▶ EXERCISE INSTRUCTIONS:
Reproduce the records exactly, but not the pictures.

▶ PROVIDED ENTRIES:

+-------+

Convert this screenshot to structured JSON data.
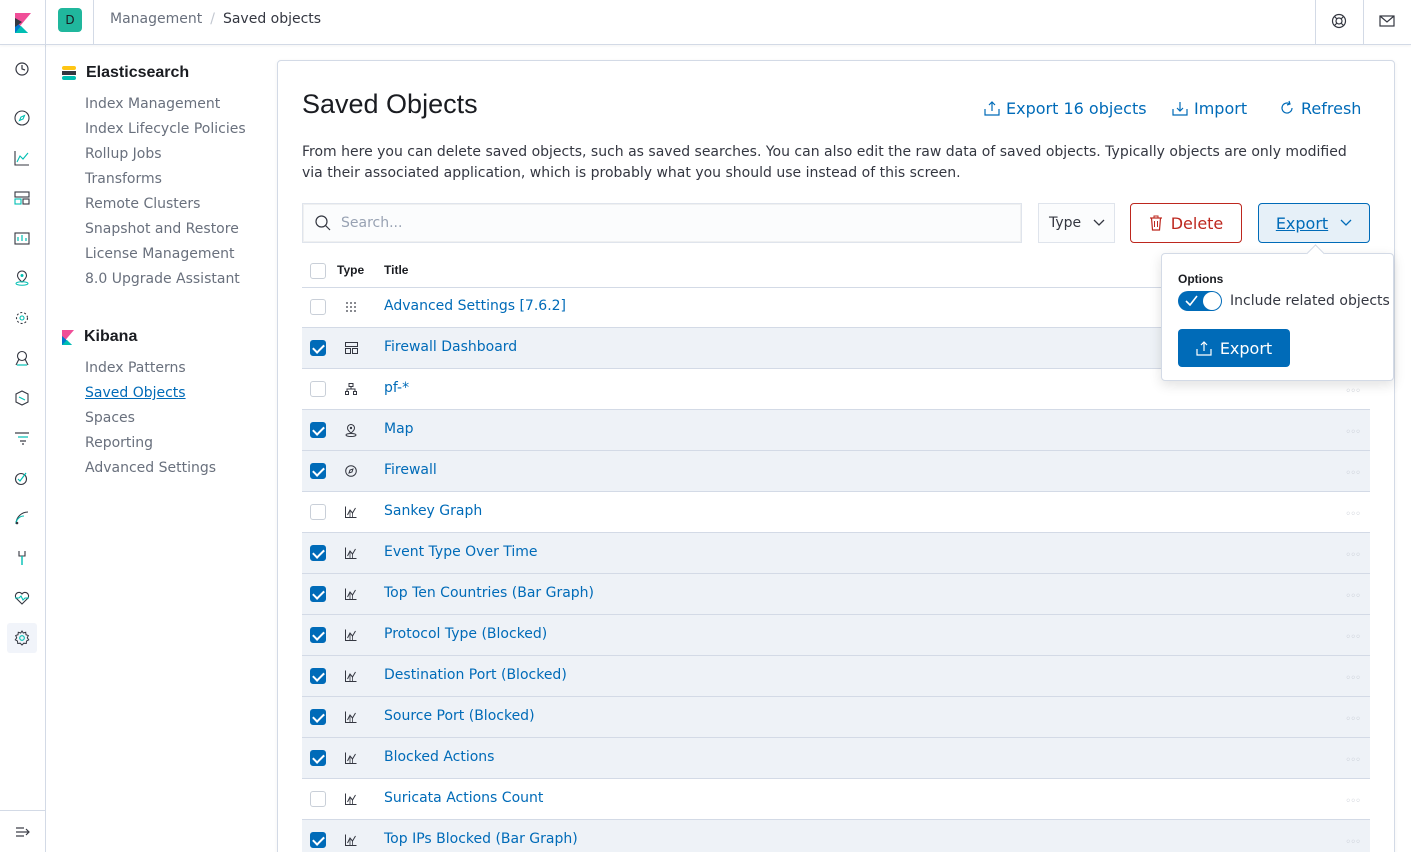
{
  "header": {
    "space_initial": "D",
    "breadcrumbs": [
      "Management",
      "Saved objects"
    ]
  },
  "sidenav": {
    "elasticsearch": {
      "title": "Elasticsearch",
      "items": [
        "Index Management",
        "Index Lifecycle Policies",
        "Rollup Jobs",
        "Transforms",
        "Remote Clusters",
        "Snapshot and Restore",
        "License Management",
        "8.0 Upgrade Assistant"
      ]
    },
    "kibana": {
      "title": "Kibana",
      "items": [
        "Index Patterns",
        "Saved Objects",
        "Spaces",
        "Reporting",
        "Advanced Settings"
      ],
      "selected": "Saved Objects"
    }
  },
  "main": {
    "title": "Saved Objects",
    "export_all_label": "Export 16 objects",
    "import_label": "Import",
    "refresh_label": "Refresh",
    "description": "From here you can delete saved objects, such as saved searches. You can also edit the raw data of saved objects. Typically objects are only modified via their associated application, which is probably what you should use instead of this screen.",
    "search_placeholder": "Search...",
    "type_filter_label": "Type",
    "delete_label": "Delete",
    "export_label": "Export",
    "columns": {
      "type": "Type",
      "title": "Title"
    },
    "rows": [
      {
        "title": "Advanced Settings [7.6.2]",
        "icon": "settings-grid-icon",
        "checked": false
      },
      {
        "title": "Firewall Dashboard",
        "icon": "dashboard-icon",
        "checked": true
      },
      {
        "title": "pf-*",
        "icon": "index-pattern-icon",
        "checked": false
      },
      {
        "title": "Map",
        "icon": "map-icon",
        "checked": true
      },
      {
        "title": "Firewall",
        "icon": "discover-icon",
        "checked": true
      },
      {
        "title": "Sankey Graph",
        "icon": "visualize-icon",
        "checked": false
      },
      {
        "title": "Event Type Over Time",
        "icon": "visualize-icon",
        "checked": true
      },
      {
        "title": "Top Ten Countries (Bar Graph)",
        "icon": "visualize-icon",
        "checked": true
      },
      {
        "title": "Protocol Type (Blocked)",
        "icon": "visualize-icon",
        "checked": true
      },
      {
        "title": "Destination Port (Blocked)",
        "icon": "visualize-icon",
        "checked": true
      },
      {
        "title": "Source Port (Blocked)",
        "icon": "visualize-icon",
        "checked": true
      },
      {
        "title": "Blocked Actions",
        "icon": "visualize-icon",
        "checked": true
      },
      {
        "title": "Suricata Actions Count",
        "icon": "visualize-icon",
        "checked": false
      },
      {
        "title": "Top IPs Blocked (Bar Graph)",
        "icon": "visualize-icon",
        "checked": true
      }
    ]
  },
  "popover": {
    "options_label": "Options",
    "include_related_label": "Include related objects",
    "include_related_on": true,
    "export_button_label": "Export"
  },
  "colors": {
    "accent": "#006bb8",
    "danger": "#bd271e",
    "space": "#20b79d"
  }
}
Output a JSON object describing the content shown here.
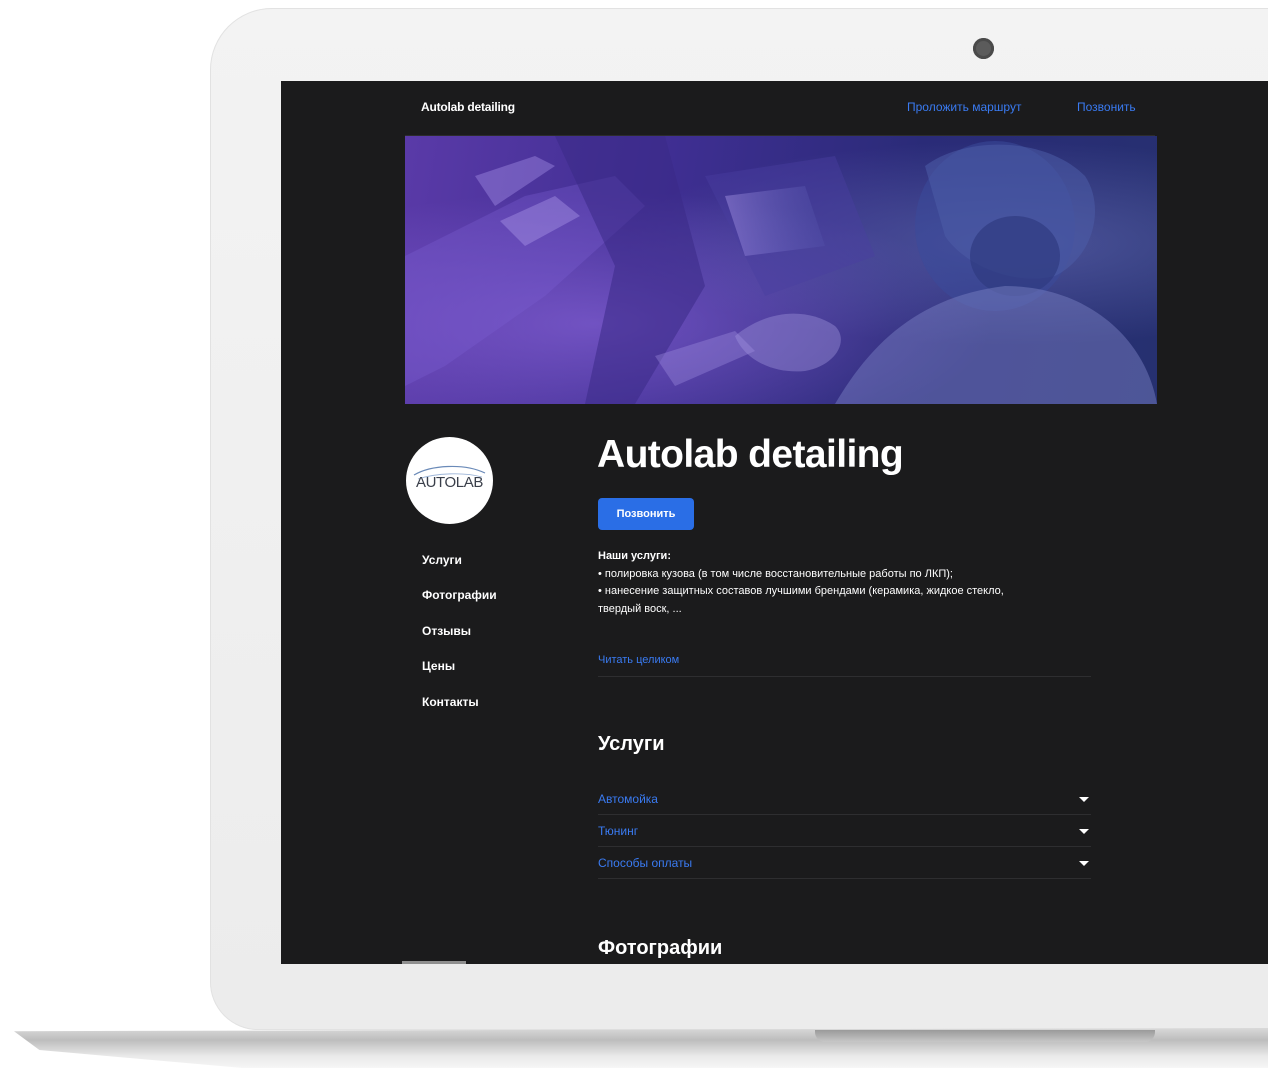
{
  "header": {
    "brand": "Autolab detailing",
    "links": [
      {
        "label": "Проложить маршрут"
      },
      {
        "label": "Позвонить"
      }
    ]
  },
  "logo": {
    "text": "AUTOLAB"
  },
  "sidebar": {
    "items": [
      {
        "label": "Услуги"
      },
      {
        "label": "Фотографии"
      },
      {
        "label": "Отзывы"
      },
      {
        "label": "Цены"
      },
      {
        "label": "Контакты"
      }
    ]
  },
  "main": {
    "title": "Autolab detailing",
    "call_button": "Позвонить",
    "description": [
      "Наши услуги:",
      "• полировка кузова (в том числе восстановительные работы по ЛКП);",
      "• нанесение защитных составов лучшими брендами (керамика, жидкое стекло,",
      "твердый воск, ..."
    ],
    "read_more": "Читать целиком",
    "services_heading": "Услуги",
    "services": [
      {
        "label": "Автомойка"
      },
      {
        "label": "Тюнинг"
      },
      {
        "label": "Способы оплаты"
      }
    ],
    "photos_heading": "Фотографии"
  },
  "colors": {
    "background": "#1b1b1c",
    "accent": "#3a7bf2",
    "button": "#2a6ee6",
    "hero_gradient_start": "#5a3aa8",
    "hero_gradient_end": "#263070"
  },
  "icons": {
    "accordion_caret": "caret-down-icon",
    "camera": "camera-dot"
  }
}
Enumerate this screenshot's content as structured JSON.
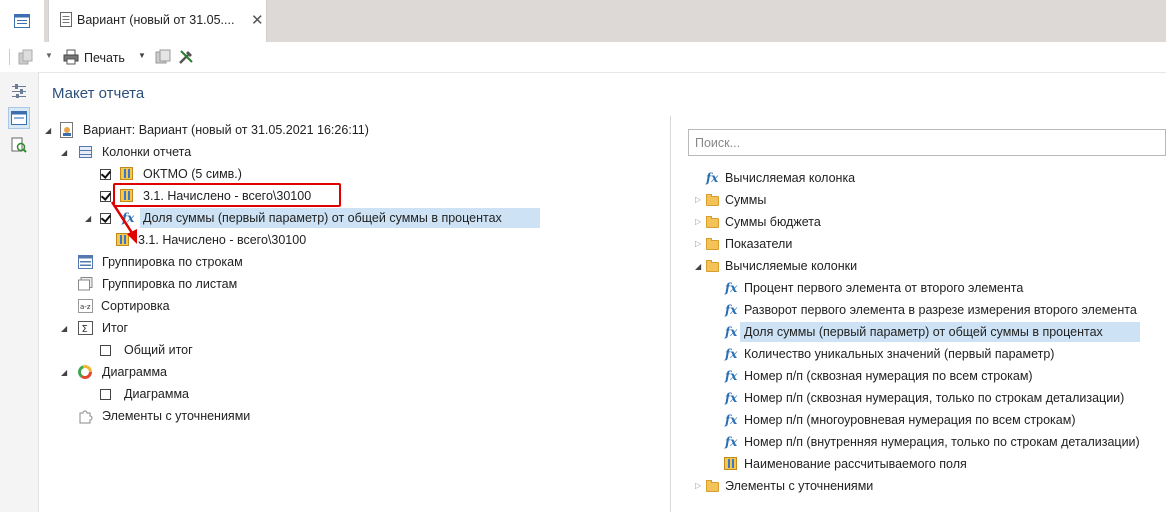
{
  "tab": {
    "title": "Вариант (новый от 31.05....",
    "close": "✕"
  },
  "toolbar": {
    "print_label": "Печать"
  },
  "section_title": "Макет отчета",
  "left_tree": {
    "root": "Вариант: Вариант (новый от 31.05.2021 16:26:11)",
    "columns_group": "Колонки отчета",
    "col1": "ОКТМО (5 симв.)",
    "col2": "3.1. Начислено - всего\\30100",
    "col3": "Доля суммы (первый параметр) от общей суммы в процентах",
    "col3_child": "3.1. Начислено - всего\\30100",
    "group_rows": "Группировка по строкам",
    "group_sheets": "Группировка по листам",
    "sort": "Сортировка",
    "total": "Итог",
    "total_child": "Общий итог",
    "chart": "Диаграмма",
    "chart_child": "Диаграмма",
    "refinements": "Элементы с уточнениями"
  },
  "search": {
    "placeholder": "Поиск..."
  },
  "right_tree": {
    "calc_column": "Вычисляемая колонка",
    "sums": "Суммы",
    "budget_sums": "Суммы бюджета",
    "indicators": "Показатели",
    "calc_columns": "Вычисляемые колонки",
    "items": [
      "Процент первого элемента от второго элемента",
      "Разворот первого элемента в разрезе измерения второго элемента",
      "Доля суммы (первый параметр) от общей суммы в процентах",
      "Количество уникальных значений (первый параметр)",
      "Номер п/п (сквозная нумерация по всем строкам)",
      "Номер п/п (сквозная нумерация, только по строкам детализации)",
      "Номер п/п (многоуровневая нумерация по всем строкам)",
      "Номер п/п (внутренняя нумерация, только по строкам детализации)"
    ],
    "calc_field_name": "Наименование рассчитываемого поля",
    "refinements": "Элементы с уточнениями"
  },
  "colors": {
    "highlight": "#cde3f5",
    "annotation": "#e00000",
    "title": "#2b4f7a"
  }
}
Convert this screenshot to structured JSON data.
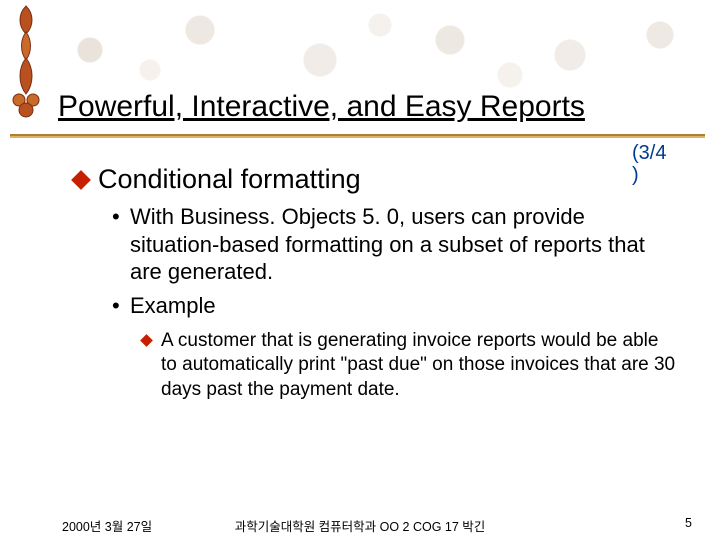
{
  "title": "Powerful, Interactive, and Easy Reports",
  "page_indicator": {
    "line1": "(3/4",
    "line2": ")"
  },
  "section_heading": "Conditional formatting",
  "bullets_level1": [
    "With Business. Objects 5. 0, users can provide situation-based formatting on a subset of reports that are generated.",
    "Example"
  ],
  "bullets_level2": [
    "A customer that is generating invoice reports would be able to automatically print \"past due\" on those invoices that are 30 days past the payment date."
  ],
  "footer": {
    "date": "2000년 3월 27일",
    "center": "과학기술대학원 컴퓨터학과 OO 2 COG 17 박긴",
    "page_number": "5"
  },
  "colors": {
    "accent_red": "#c62000",
    "indicator_blue": "#003b8e",
    "rule_gold_dark": "#b08030",
    "rule_gold_light": "#d9b56a"
  }
}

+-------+

▶ YOUR SOLUTION:
Convert this screenshot to structured JSON data.
{
  "header": {
    "space_initial": "D",
    "breadcrumbs": [
      "Management",
      "Saved objects"
    ]
  },
  "sidenav": {
    "elasticsearch": {
      "title": "Elasticsearch",
      "items": [
        "Index Management",
        "Index Lifecycle Policies",
        "Rollup Jobs",
        "Transforms",
        "Remote Clusters",
        "Snapshot and Restore",
        "License Management",
        "8.0 Upgrade Assistant"
      ]
    },
    "kibana": {
      "title": "Kibana",
      "items": [
        "Index Patterns",
        "Saved Objects",
        "Spaces",
        "Reporting",
        "Advanced Settings"
      ],
      "selected": "Saved Objects"
    }
  },
  "main": {
    "title": "Saved Objects",
    "export_all_label": "Export 16 objects",
    "import_label": "Import",
    "refresh_label": "Refresh",
    "description": "From here you can delete saved objects, such as saved searches. You can also edit the raw data of saved objects. Typically objects are only modified via their associated application, which is probably what you should use instead of this screen.",
    "search_placeholder": "Search...",
    "type_filter_label": "Type",
    "delete_label": "Delete",
    "export_label": "Export",
    "columns": {
      "type": "Type",
      "title": "Title"
    },
    "rows": [
      {
        "title": "Advanced Settings [7.6.2]",
        "icon": "settings-grid-icon",
        "checked": false
      },
      {
        "title": "Firewall Dashboard",
        "icon": "dashboard-icon",
        "checked": true
      },
      {
        "title": "pf-*",
        "icon": "index-pattern-icon",
        "checked": false
      },
      {
        "title": "Map",
        "icon": "map-icon",
        "checked": true
      },
      {
        "title": "Firewall",
        "icon": "discover-icon",
        "checked": true
      },
      {
        "title": "Sankey Graph",
        "icon": "visualize-icon",
        "checked": false
      },
      {
        "title": "Event Type Over Time",
        "icon": "visualize-icon",
        "checked": true
      },
      {
        "title": "Top Ten Countries (Bar Graph)",
        "icon": "visualize-icon",
        "checked": true
      },
      {
        "title": "Protocol Type (Blocked)",
        "icon": "visualize-icon",
        "checked": true
      },
      {
        "title": "Destination Port (Blocked)",
        "icon": "visualize-icon",
        "checked": true
      },
      {
        "title": "Source Port (Blocked)",
        "icon": "visualize-icon",
        "checked": true
      },
      {
        "title": "Blocked Actions",
        "icon": "visualize-icon",
        "checked": true
      },
      {
        "title": "Suricata Actions Count",
        "icon": "visualize-icon",
        "checked": false
      },
      {
        "title": "Top IPs Blocked (Bar Graph)",
        "icon": "visualize-icon",
        "checked": true
      }
    ]
  },
  "popover": {
    "options_label": "Options",
    "include_related_label": "Include related objects",
    "include_related_on": true,
    "export_button_label": "Export"
  },
  "colors": {
    "accent": "#006bb8",
    "danger": "#bd271e",
    "space": "#20b79d"
  }
}
Output a JSON object describing the content shown here.
{
  "header": {
    "brand": "Autolab detailing",
    "links": [
      {
        "label": "Проложить маршрут"
      },
      {
        "label": "Позвонить"
      }
    ]
  },
  "logo": {
    "text": "AUTOLAB"
  },
  "sidebar": {
    "items": [
      {
        "label": "Услуги"
      },
      {
        "label": "Фотографии"
      },
      {
        "label": "Отзывы"
      },
      {
        "label": "Цены"
      },
      {
        "label": "Контакты"
      }
    ]
  },
  "main": {
    "title": "Autolab detailing",
    "call_button": "Позвонить",
    "description": [
      "Наши услуги:",
      "• полировка кузова (в том числе восстановительные работы по ЛКП);",
      "• нанесение защитных составов лучшими брендами (керамика, жидкое стекло,",
      "твердый воск, ..."
    ],
    "read_more": "Читать целиком",
    "services_heading": "Услуги",
    "services": [
      {
        "label": "Автомойка"
      },
      {
        "label": "Тюнинг"
      },
      {
        "label": "Способы оплаты"
      }
    ],
    "photos_heading": "Фотографии"
  },
  "colors": {
    "background": "#1b1b1c",
    "accent": "#3a7bf2",
    "button": "#2a6ee6",
    "hero_gradient_start": "#5a3aa8",
    "hero_gradient_end": "#263070"
  },
  "icons": {
    "accordion_caret": "caret-down-icon",
    "camera": "camera-dot"
  }
}
Enumerate this screenshot's content as structured JSON.
{
  "tab": {
    "title": "Вариант (новый от 31.05....",
    "close": "✕"
  },
  "toolbar": {
    "print_label": "Печать"
  },
  "section_title": "Макет отчета",
  "left_tree": {
    "root": "Вариант: Вариант (новый от 31.05.2021 16:26:11)",
    "columns_group": "Колонки отчета",
    "col1": "ОКТМО (5 симв.)",
    "col2": "3.1. Начислено - всего\\30100",
    "col3": "Доля суммы (первый параметр) от общей суммы в процентах",
    "col3_child": "3.1. Начислено - всего\\30100",
    "group_rows": "Группировка по строкам",
    "group_sheets": "Группировка по листам",
    "sort": "Сортировка",
    "total": "Итог",
    "total_child": "Общий итог",
    "chart": "Диаграмма",
    "chart_child": "Диаграмма",
    "refinements": "Элементы с уточнениями"
  },
  "search": {
    "placeholder": "Поиск..."
  },
  "right_tree": {
    "calc_column": "Вычисляемая колонка",
    "sums": "Суммы",
    "budget_sums": "Суммы бюджета",
    "indicators": "Показатели",
    "calc_columns": "Вычисляемые колонки",
    "items": [
      "Процент первого элемента от второго элемента",
      "Разворот первого элемента в разрезе измерения второго элемента",
      "Доля суммы (первый параметр) от общей суммы в процентах",
      "Количество уникальных значений (первый параметр)",
      "Номер п/п (сквозная нумерация по всем строкам)",
      "Номер п/п (сквозная нумерация, только по строкам детализации)",
      "Номер п/п (многоуровневая нумерация по всем строкам)",
      "Номер п/п (внутренняя нумерация, только по строкам детализации)"
    ],
    "calc_field_name": "Наименование рассчитываемого поля",
    "refinements": "Элементы с уточнениями"
  },
  "colors": {
    "highlight": "#cde3f5",
    "annotation": "#e00000",
    "title": "#2b4f7a"
  }
}
Convert this screenshot to structured JSON data.
{
  "title": "Powerful, Interactive, and Easy Reports",
  "page_indicator": {
    "line1": "(3/4",
    "line2": ")"
  },
  "section_heading": "Conditional formatting",
  "bullets_level1": [
    "With Business. Objects 5. 0, users can provide situation-based formatting on a subset of reports that are generated.",
    "Example"
  ],
  "bullets_level2": [
    "A customer that is generating invoice reports would be able to automatically print \"past due\" on those invoices that are 30 days past the payment date."
  ],
  "footer": {
    "date": "2000년 3월 27일",
    "center": "과학기술대학원 컴퓨터학과 OO 2 COG 17 박긴",
    "page_number": "5"
  },
  "colors": {
    "accent_red": "#c62000",
    "indicator_blue": "#003b8e",
    "rule_gold_dark": "#b08030",
    "rule_gold_light": "#d9b56a"
  }
}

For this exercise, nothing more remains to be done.